** THE INPUT follows **
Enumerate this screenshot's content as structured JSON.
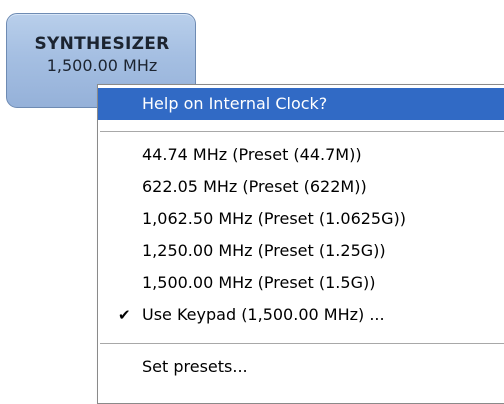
{
  "synthesizer": {
    "title": "SYNTHESIZER",
    "value": "1,500.00 MHz",
    "color_top": "#b9cfeb",
    "color_bottom": "#95b1d9"
  },
  "menu": {
    "highlight_color": "#316ac5",
    "help_item": "Help on Internal Clock?",
    "presets": [
      "44.74 MHz (Preset (44.7M))",
      "622.05 MHz (Preset (622M))",
      "1,062.50 MHz (Preset (1.0625G))",
      "1,250.00 MHz (Preset (1.25G))",
      "1,500.00 MHz (Preset (1.5G))"
    ],
    "keypad_item": "Use Keypad (1,500.00 MHz) ...",
    "keypad_checked": true,
    "check_icon": "✔",
    "set_presets_item": "Set presets..."
  }
}
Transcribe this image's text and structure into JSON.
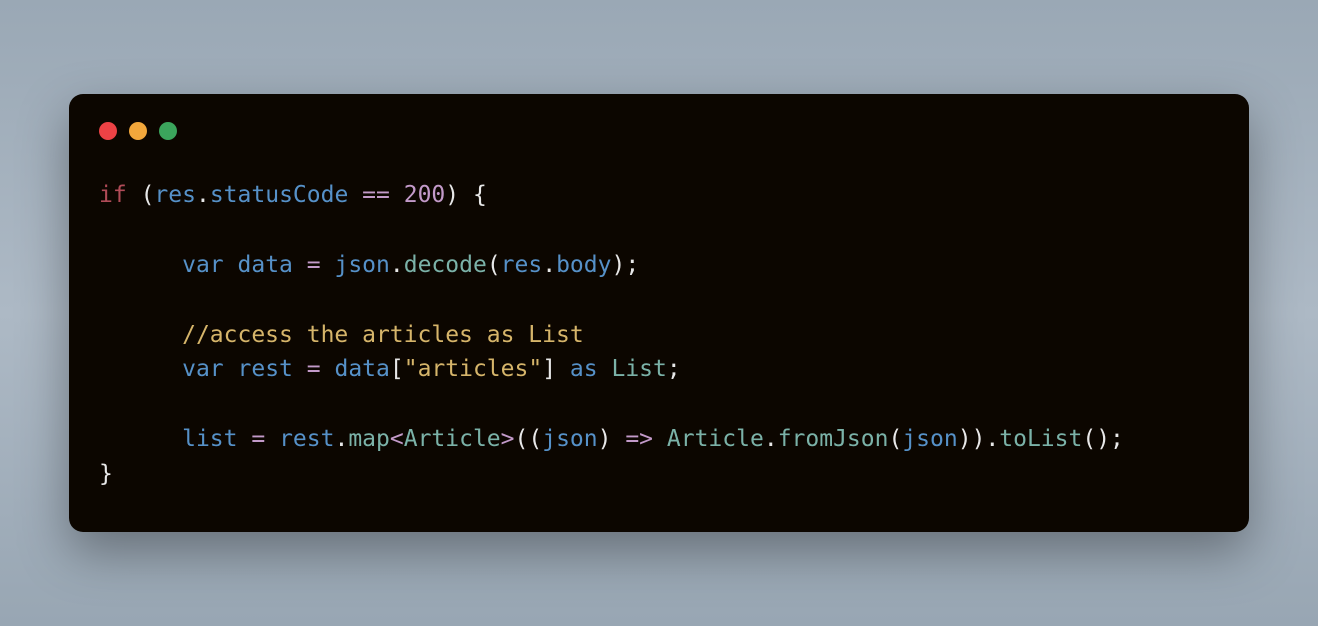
{
  "code": {
    "lines": [
      [
        {
          "cls": "tk-key",
          "t": "if"
        },
        {
          "cls": "tk-plain",
          "t": " "
        },
        {
          "cls": "tk-punc",
          "t": "("
        },
        {
          "cls": "tk-ident",
          "t": "res"
        },
        {
          "cls": "tk-punc",
          "t": "."
        },
        {
          "cls": "tk-prop",
          "t": "statusCode"
        },
        {
          "cls": "tk-plain",
          "t": " "
        },
        {
          "cls": "tk-op",
          "t": "=="
        },
        {
          "cls": "tk-plain",
          "t": " "
        },
        {
          "cls": "tk-num",
          "t": "200"
        },
        {
          "cls": "tk-punc",
          "t": ")"
        },
        {
          "cls": "tk-plain",
          "t": " "
        },
        {
          "cls": "tk-punc",
          "t": "{"
        }
      ],
      [],
      [
        {
          "cls": "tk-plain",
          "t": "      "
        },
        {
          "cls": "tk-var",
          "t": "var"
        },
        {
          "cls": "tk-plain",
          "t": " "
        },
        {
          "cls": "tk-ident",
          "t": "data"
        },
        {
          "cls": "tk-plain",
          "t": " "
        },
        {
          "cls": "tk-op",
          "t": "="
        },
        {
          "cls": "tk-plain",
          "t": " "
        },
        {
          "cls": "tk-ident",
          "t": "json"
        },
        {
          "cls": "tk-punc",
          "t": "."
        },
        {
          "cls": "tk-call",
          "t": "decode"
        },
        {
          "cls": "tk-punc",
          "t": "("
        },
        {
          "cls": "tk-ident",
          "t": "res"
        },
        {
          "cls": "tk-punc",
          "t": "."
        },
        {
          "cls": "tk-prop",
          "t": "body"
        },
        {
          "cls": "tk-punc",
          "t": ");"
        }
      ],
      [],
      [
        {
          "cls": "tk-plain",
          "t": "      "
        },
        {
          "cls": "tk-cmt",
          "t": "//access the articles as List"
        }
      ],
      [
        {
          "cls": "tk-plain",
          "t": "      "
        },
        {
          "cls": "tk-var",
          "t": "var"
        },
        {
          "cls": "tk-plain",
          "t": " "
        },
        {
          "cls": "tk-ident",
          "t": "rest"
        },
        {
          "cls": "tk-plain",
          "t": " "
        },
        {
          "cls": "tk-op",
          "t": "="
        },
        {
          "cls": "tk-plain",
          "t": " "
        },
        {
          "cls": "tk-ident",
          "t": "data"
        },
        {
          "cls": "tk-punc",
          "t": "["
        },
        {
          "cls": "tk-str",
          "t": "\"articles\""
        },
        {
          "cls": "tk-punc",
          "t": "]"
        },
        {
          "cls": "tk-plain",
          "t": " "
        },
        {
          "cls": "tk-var",
          "t": "as"
        },
        {
          "cls": "tk-plain",
          "t": " "
        },
        {
          "cls": "tk-type",
          "t": "List"
        },
        {
          "cls": "tk-punc",
          "t": ";"
        }
      ],
      [],
      [
        {
          "cls": "tk-plain",
          "t": "      "
        },
        {
          "cls": "tk-ident",
          "t": "list"
        },
        {
          "cls": "tk-plain",
          "t": " "
        },
        {
          "cls": "tk-op",
          "t": "="
        },
        {
          "cls": "tk-plain",
          "t": " "
        },
        {
          "cls": "tk-ident",
          "t": "rest"
        },
        {
          "cls": "tk-punc",
          "t": "."
        },
        {
          "cls": "tk-call",
          "t": "map"
        },
        {
          "cls": "tk-op",
          "t": "<"
        },
        {
          "cls": "tk-type",
          "t": "Article"
        },
        {
          "cls": "tk-op",
          "t": ">"
        },
        {
          "cls": "tk-punc",
          "t": "(("
        },
        {
          "cls": "tk-ident",
          "t": "json"
        },
        {
          "cls": "tk-punc",
          "t": ")"
        },
        {
          "cls": "tk-plain",
          "t": " "
        },
        {
          "cls": "tk-op",
          "t": "=>"
        },
        {
          "cls": "tk-plain",
          "t": " "
        },
        {
          "cls": "tk-type",
          "t": "Article"
        },
        {
          "cls": "tk-punc",
          "t": "."
        },
        {
          "cls": "tk-call",
          "t": "fromJson"
        },
        {
          "cls": "tk-punc",
          "t": "("
        },
        {
          "cls": "tk-ident",
          "t": "json"
        },
        {
          "cls": "tk-punc",
          "t": "))."
        },
        {
          "cls": "tk-call",
          "t": "toList"
        },
        {
          "cls": "tk-punc",
          "t": "();"
        }
      ],
      [
        {
          "cls": "tk-punc",
          "t": "}"
        }
      ]
    ]
  }
}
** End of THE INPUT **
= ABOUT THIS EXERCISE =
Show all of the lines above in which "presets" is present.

= ANSWER =
    "presets": [
    "set_presets_item": "Set presets..."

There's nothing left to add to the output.